**Work to complete:** Every record must be output verbatim in the reply.

============

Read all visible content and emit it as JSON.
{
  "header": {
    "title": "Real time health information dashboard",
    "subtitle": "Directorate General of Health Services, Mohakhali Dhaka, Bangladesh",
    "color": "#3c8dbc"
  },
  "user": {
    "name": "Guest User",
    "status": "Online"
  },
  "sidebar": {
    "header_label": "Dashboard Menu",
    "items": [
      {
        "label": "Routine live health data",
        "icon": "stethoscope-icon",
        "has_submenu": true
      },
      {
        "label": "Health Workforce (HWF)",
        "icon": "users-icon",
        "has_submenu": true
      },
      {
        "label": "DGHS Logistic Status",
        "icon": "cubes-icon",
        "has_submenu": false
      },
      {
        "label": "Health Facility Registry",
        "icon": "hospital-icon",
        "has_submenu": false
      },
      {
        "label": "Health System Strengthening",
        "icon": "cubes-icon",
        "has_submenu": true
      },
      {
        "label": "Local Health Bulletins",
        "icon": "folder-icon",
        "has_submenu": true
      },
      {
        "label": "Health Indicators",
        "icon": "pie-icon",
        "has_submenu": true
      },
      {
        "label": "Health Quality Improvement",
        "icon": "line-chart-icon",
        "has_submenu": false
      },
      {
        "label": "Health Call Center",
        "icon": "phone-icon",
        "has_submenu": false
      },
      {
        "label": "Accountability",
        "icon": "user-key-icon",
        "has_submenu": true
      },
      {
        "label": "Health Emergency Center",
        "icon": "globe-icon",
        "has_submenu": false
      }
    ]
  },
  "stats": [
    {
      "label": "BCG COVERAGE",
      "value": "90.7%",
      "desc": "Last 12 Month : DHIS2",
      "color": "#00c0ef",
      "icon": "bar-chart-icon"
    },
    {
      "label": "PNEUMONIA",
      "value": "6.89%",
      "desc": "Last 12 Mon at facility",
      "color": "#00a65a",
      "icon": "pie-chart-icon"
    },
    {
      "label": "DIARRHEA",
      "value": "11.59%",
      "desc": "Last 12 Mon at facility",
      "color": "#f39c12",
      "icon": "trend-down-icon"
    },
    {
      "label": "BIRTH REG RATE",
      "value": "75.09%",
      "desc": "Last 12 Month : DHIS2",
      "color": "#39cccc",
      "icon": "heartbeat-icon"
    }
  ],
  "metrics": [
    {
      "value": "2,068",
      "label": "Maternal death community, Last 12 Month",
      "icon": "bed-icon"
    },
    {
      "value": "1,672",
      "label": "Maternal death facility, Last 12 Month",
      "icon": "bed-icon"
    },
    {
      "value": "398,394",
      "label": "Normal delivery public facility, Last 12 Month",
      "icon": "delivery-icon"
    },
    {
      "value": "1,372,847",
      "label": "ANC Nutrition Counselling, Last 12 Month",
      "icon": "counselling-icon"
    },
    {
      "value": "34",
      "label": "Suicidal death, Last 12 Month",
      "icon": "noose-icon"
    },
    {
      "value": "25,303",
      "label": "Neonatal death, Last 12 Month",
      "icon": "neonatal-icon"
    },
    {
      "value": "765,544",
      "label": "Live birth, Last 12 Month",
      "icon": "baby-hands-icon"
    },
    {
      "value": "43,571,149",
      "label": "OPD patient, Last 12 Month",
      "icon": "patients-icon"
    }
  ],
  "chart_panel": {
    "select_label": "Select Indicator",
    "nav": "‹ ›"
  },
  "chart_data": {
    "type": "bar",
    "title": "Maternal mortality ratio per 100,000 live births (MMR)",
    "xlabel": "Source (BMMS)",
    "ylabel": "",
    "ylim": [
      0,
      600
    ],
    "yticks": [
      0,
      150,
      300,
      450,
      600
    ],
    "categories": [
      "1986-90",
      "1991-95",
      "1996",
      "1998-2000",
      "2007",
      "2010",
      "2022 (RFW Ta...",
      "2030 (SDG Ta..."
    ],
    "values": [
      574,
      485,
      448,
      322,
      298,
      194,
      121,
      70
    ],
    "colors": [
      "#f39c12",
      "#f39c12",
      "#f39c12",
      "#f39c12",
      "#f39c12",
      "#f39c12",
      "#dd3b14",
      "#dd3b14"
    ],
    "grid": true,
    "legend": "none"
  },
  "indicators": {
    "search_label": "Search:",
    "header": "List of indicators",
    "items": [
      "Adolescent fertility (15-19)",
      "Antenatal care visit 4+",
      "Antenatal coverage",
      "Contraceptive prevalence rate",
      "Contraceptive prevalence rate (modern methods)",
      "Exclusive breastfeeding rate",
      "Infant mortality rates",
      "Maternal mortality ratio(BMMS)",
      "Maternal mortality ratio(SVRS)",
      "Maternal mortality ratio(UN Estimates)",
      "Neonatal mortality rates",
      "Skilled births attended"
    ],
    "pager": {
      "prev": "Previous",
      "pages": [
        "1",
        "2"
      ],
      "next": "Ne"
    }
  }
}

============

**Task result:**
Read all visible content and emit it as JSON.
{
  "header": {
    "title": "Real time health information dashboard",
    "subtitle": "Directorate General of Health Services, Mohakhali Dhaka, Bangladesh",
    "color": "#3c8dbc"
  },
  "user": {
    "name": "Guest User",
    "status": "Online"
  },
  "sidebar": {
    "header_label": "Dashboard Menu",
    "items": [
      {
        "label": "Routine live health data",
        "icon": "stethoscope-icon",
        "has_submenu": true
      },
      {
        "label": "Health Workforce (HWF)",
        "icon": "users-icon",
        "has_submenu": true
      },
      {
        "label": "DGHS Logistic Status",
        "icon": "cubes-icon",
        "has_submenu": false
      },
      {
        "label": "Health Facility Registry",
        "icon": "hospital-icon",
        "has_submenu": false
      },
      {
        "label": "Health System Strengthening",
        "icon": "cubes-icon",
        "has_submenu": true
      },
      {
        "label": "Local Health Bulletins",
        "icon": "folder-icon",
        "has_submenu": true
      },
      {
        "label": "Health Indicators",
        "icon": "pie-icon",
        "has_submenu": true
      },
      {
        "label": "Health Quality Improvement",
        "icon": "line-chart-icon",
        "has_submenu": false
      },
      {
        "label": "Health Call Center",
        "icon": "phone-icon",
        "has_submenu": false
      },
      {
        "label": "Accountability",
        "icon": "user-key-icon",
        "has_submenu": true
      },
      {
        "label": "Health Emergency Center",
        "icon": "globe-icon",
        "has_submenu": false
      }
    ]
  },
  "stats": [
    {
      "label": "BCG COVERAGE",
      "value": "90.7%",
      "desc": "Last 12 Month : DHIS2",
      "color": "#00c0ef",
      "icon": "bar-chart-icon"
    },
    {
      "label": "PNEUMONIA",
      "value": "6.89%",
      "desc": "Last 12 Mon at facility",
      "color": "#00a65a",
      "icon": "pie-chart-icon"
    },
    {
      "label": "DIARRHEA",
      "value": "11.59%",
      "desc": "Last 12 Mon at facility",
      "color": "#f39c12",
      "icon": "trend-down-icon"
    },
    {
      "label": "BIRTH REG RATE",
      "value": "75.09%",
      "desc": "Last 12 Month : DHIS2",
      "color": "#39cccc",
      "icon": "heartbeat-icon"
    }
  ],
  "metrics": [
    {
      "value": "2,068",
      "label": "Maternal death community, Last 12 Month",
      "icon": "bed-icon"
    },
    {
      "value": "1,672",
      "label": "Maternal death facility, Last 12 Month",
      "icon": "bed-icon"
    },
    {
      "value": "398,394",
      "label": "Normal delivery public facility, Last 12 Month",
      "icon": "delivery-icon"
    },
    {
      "value": "1,372,847",
      "label": "ANC Nutrition Counselling, Last 12 Month",
      "icon": "counselling-icon"
    },
    {
      "value": "34",
      "label": "Suicidal death, Last 12 Month",
      "icon": "noose-icon"
    },
    {
      "value": "25,303",
      "label": "Neonatal death, Last 12 Month",
      "icon": "neonatal-icon"
    },
    {
      "value": "765,544",
      "label": "Live birth, Last 12 Month",
      "icon": "baby-hands-icon"
    },
    {
      "value": "43,571,149",
      "label": "OPD patient, Last 12 Month",
      "icon": "patients-icon"
    }
  ],
  "chart_panel": {
    "select_label": "Select Indicator",
    "nav": "‹ ›"
  },
  "chart_data": {
    "type": "bar",
    "title": "Maternal mortality ratio per 100,000 live births (MMR)",
    "xlabel": "Source (BMMS)",
    "ylabel": "",
    "ylim": [
      0,
      600
    ],
    "yticks": [
      0,
      150,
      300,
      450,
      600
    ],
    "categories": [
      "1986-90",
      "1991-95",
      "1996",
      "1998-2000",
      "2007",
      "2010",
      "2022 (RFW Ta...",
      "2030 (SDG Ta..."
    ],
    "values": [
      574,
      485,
      448,
      322,
      298,
      194,
      121,
      70
    ],
    "colors": [
      "#f39c12",
      "#f39c12",
      "#f39c12",
      "#f39c12",
      "#f39c12",
      "#f39c12",
      "#dd3b14",
      "#dd3b14"
    ],
    "grid": true,
    "legend": "none"
  },
  "indicators": {
    "search_label": "Search:",
    "header": "List of indicators",
    "items": [
      "Adolescent fertility (15-19)",
      "Antenatal care visit 4+",
      "Antenatal coverage",
      "Contraceptive prevalence rate",
      "Contraceptive prevalence rate (modern methods)",
      "Exclusive breastfeeding rate",
      "Infant mortality rates",
      "Maternal mortality ratio(BMMS)",
      "Maternal mortality ratio(SVRS)",
      "Maternal mortality ratio(UN Estimates)",
      "Neonatal mortality rates",
      "Skilled births attended"
    ],
    "pager": {
      "prev": "Previous",
      "pages": [
        "1",
        "2"
      ],
      "next": "Ne"
    }
  }
}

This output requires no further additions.